When and where to fish Atchafalaya Basin crappie

The Atchafalaya Basin is huge and its habitats are complex. Besides the main channel of the Atchafalaya River that runs the length of it, the Basin has major and minor bayous, pipeline and oilfield canals, sloughs, coves, lakes and back-swamps.

The northern Basin is different than the central Basin, and the central Basin is different than the southern Basin.

During the months-long floods of spring, what is land turns to water.

Rhett Buteau has, through trial and error, narrowed down his focus to approximately 50 spots. Much of his fishing is done in man-made canals.

“The main thing about the basin is watching water levels,” Buteau explained. “I fish it as the water falls and when it’s on a stand after the fall.

“When the river is rising, I shift my fishing to the marshes of lower Terrebonne and St. Mary parishes, and to the area outside the eastern levees, including Lake Verret and Bayou Corne.”

Buteau calls the green water he likes to fish “sac-a-lait water.”
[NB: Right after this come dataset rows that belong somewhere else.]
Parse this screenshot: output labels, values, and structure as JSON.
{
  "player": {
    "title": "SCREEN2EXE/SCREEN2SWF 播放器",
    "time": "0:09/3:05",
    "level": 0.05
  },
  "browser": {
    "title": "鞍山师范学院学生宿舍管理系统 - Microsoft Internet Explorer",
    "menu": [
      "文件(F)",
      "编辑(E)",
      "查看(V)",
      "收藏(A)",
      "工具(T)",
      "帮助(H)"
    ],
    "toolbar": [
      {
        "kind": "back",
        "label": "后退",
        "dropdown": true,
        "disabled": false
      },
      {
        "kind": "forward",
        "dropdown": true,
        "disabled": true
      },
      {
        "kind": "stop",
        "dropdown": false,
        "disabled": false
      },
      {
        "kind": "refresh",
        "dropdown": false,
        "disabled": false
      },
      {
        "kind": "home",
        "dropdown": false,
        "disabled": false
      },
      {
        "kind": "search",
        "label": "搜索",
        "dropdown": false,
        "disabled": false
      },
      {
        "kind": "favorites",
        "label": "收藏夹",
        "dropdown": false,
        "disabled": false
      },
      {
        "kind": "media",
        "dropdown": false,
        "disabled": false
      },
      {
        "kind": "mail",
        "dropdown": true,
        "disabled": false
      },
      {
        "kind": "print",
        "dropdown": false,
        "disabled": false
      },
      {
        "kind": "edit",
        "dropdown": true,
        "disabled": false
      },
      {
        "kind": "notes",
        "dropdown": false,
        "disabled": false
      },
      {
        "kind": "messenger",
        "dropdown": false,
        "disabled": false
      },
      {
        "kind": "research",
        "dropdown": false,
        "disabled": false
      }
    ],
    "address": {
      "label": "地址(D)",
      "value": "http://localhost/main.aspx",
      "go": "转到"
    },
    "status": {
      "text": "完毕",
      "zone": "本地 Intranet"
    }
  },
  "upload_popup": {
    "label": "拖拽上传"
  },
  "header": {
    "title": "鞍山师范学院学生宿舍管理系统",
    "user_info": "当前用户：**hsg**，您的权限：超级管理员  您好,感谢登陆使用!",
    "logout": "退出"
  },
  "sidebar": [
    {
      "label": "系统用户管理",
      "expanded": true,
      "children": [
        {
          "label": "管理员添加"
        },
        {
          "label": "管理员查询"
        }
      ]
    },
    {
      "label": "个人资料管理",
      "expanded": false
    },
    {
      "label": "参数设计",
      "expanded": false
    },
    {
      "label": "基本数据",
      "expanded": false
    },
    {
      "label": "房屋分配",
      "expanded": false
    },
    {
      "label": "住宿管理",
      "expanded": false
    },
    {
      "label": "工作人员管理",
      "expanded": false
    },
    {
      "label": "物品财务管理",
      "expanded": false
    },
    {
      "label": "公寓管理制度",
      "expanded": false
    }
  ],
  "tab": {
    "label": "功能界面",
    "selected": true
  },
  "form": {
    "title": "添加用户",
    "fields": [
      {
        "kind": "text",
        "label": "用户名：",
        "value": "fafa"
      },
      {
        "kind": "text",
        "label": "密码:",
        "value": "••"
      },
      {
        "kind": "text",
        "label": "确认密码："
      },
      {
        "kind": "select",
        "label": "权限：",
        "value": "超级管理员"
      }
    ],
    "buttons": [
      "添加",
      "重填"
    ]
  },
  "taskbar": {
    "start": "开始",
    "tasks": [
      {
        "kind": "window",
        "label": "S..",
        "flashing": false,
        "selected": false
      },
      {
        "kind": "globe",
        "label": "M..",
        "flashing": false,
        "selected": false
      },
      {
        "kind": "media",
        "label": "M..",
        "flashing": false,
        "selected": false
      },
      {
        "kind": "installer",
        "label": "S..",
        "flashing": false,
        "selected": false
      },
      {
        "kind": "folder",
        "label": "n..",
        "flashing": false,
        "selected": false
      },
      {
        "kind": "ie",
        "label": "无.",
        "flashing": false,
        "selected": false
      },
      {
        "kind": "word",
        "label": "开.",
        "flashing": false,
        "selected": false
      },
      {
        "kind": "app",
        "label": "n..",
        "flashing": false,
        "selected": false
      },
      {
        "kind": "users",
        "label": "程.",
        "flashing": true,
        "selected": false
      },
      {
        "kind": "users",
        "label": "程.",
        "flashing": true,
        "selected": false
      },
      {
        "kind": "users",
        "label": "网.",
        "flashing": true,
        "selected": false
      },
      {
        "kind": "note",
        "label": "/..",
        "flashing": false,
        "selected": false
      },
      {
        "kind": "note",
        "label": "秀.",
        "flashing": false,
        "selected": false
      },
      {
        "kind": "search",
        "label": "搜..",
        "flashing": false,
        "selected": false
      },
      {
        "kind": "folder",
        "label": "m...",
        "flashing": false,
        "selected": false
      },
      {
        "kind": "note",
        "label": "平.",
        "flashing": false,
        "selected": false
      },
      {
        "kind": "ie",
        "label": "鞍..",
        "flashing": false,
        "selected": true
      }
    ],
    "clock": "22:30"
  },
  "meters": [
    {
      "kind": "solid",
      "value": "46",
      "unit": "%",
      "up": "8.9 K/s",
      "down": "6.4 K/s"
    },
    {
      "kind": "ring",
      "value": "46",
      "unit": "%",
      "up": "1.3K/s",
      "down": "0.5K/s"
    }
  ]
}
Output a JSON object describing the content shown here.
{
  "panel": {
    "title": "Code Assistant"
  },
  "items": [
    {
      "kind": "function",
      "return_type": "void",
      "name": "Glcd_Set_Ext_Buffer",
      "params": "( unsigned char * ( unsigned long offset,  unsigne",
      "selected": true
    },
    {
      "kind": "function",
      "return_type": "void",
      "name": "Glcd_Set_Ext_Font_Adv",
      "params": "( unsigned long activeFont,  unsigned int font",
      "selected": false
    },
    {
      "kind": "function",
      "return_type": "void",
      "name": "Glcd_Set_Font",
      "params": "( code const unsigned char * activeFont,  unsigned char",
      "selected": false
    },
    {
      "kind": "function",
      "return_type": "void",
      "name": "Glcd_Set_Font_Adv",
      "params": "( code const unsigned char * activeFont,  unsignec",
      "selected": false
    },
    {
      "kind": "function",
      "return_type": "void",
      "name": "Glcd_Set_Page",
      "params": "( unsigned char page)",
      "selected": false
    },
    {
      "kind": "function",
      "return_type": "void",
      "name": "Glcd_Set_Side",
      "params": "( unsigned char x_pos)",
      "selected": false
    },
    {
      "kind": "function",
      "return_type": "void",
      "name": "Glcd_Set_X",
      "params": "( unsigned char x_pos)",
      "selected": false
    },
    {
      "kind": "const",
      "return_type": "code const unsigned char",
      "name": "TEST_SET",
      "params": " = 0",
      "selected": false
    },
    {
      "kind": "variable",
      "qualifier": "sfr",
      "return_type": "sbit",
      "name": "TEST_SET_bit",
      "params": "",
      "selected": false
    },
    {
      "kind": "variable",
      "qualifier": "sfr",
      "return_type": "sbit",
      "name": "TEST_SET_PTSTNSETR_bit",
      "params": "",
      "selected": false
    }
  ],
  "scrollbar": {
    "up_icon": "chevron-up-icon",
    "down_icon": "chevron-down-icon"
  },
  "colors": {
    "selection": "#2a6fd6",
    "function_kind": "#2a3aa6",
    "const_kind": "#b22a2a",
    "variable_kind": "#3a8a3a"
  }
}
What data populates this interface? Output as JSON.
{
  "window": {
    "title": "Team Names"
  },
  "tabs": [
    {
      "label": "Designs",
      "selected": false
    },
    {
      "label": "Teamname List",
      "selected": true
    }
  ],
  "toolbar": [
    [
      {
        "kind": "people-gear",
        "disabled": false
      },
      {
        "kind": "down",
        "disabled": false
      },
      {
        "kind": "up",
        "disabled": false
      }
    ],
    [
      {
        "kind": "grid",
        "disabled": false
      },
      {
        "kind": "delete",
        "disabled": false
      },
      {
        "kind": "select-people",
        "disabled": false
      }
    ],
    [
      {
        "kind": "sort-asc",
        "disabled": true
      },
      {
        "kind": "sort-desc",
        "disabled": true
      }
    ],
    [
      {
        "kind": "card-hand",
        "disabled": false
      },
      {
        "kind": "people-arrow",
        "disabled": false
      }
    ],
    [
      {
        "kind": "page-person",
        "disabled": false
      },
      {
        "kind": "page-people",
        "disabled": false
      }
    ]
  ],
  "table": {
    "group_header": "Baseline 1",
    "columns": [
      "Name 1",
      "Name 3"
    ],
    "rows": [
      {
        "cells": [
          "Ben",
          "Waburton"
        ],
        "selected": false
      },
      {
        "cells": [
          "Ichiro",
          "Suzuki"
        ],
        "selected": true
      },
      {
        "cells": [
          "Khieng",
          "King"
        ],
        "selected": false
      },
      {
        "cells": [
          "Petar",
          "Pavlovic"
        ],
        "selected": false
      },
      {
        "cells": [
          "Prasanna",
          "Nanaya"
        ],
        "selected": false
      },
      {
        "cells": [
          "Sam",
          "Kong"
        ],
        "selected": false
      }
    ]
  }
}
“It’s the black water coming out of the swamps when the river is falling mixing with the brown canal water that makes sac-a-lait water,” he said.

However, almost sacrilegiously, Buteau doesn’t consider water color a critical factor.

“To me, water color isn’t make-you-or-break-you,” he said. “It’s what the water is doing that’s important. Most people consider being able to see your jig 8 inches down as ideal

“If water movement is right, I will catch them in 3 inches of visibility or 18 inches of visibility.”

Understanding how to decipher the swamp’s water level is critical.

“The (Atchafalaya River) gauge at Butte La Rose is the key Basin gauge, but it can fool you,” Buteau said. “You also have to watch the (Mississippi River) Cairo gauge. What happens there will happen in the Basin in one week.

“For example, you can make a great trip with the water at a certain level at Butte La Rose and make a trip later when it’s at the same level and do poorly because the river is behaving differently — rising instead of falling.

“I check the water levels at Cairo and Butte Larose every day.”

The Atchafalaya Basin, as Buteau fishes it, is 52 miles from the I-10 bridge south to Morgan City. Although he acknowledged that fishing begins to heat up when the Butte La Rose gauge is at 10 feet, no one reading is good for determining when every spot in the Basin is at its best.

So the skilled young angler uses a simple rule of thumb to narrow down his focus.

“I’m a firm believer that you want some bank sticking out of the water,” Buteau explained. “It doesn’t have to be a lot — just some.

“When the water is still high enough to flood the bank, it isn’t ready.”

In the more northern part of the Basin, the banks are higher and become exposed by the retreating water earlier. So as the river drops he shifts his fishing from one place to another.

Through repeated fishing trips, he has memorized at what water level fishing at each spot is best.

Buteau cautioned that sometimes canals that are very close to each other will turn on at different times simply because the banks along one will be higher than those of the other.

JOIN THE CLUB, get unlimited access for $2.99/month

Become the most informed Sportsman you know, with a membership to the Louisiana Sportsman Magazine and LouisianaSportsman.com.

Jerald Horst
About Jerald Horst 959 Articles
Jerald Horst is a retired Louisiana State University professor of fisheries. He is an active writer, book author and outdoorsman.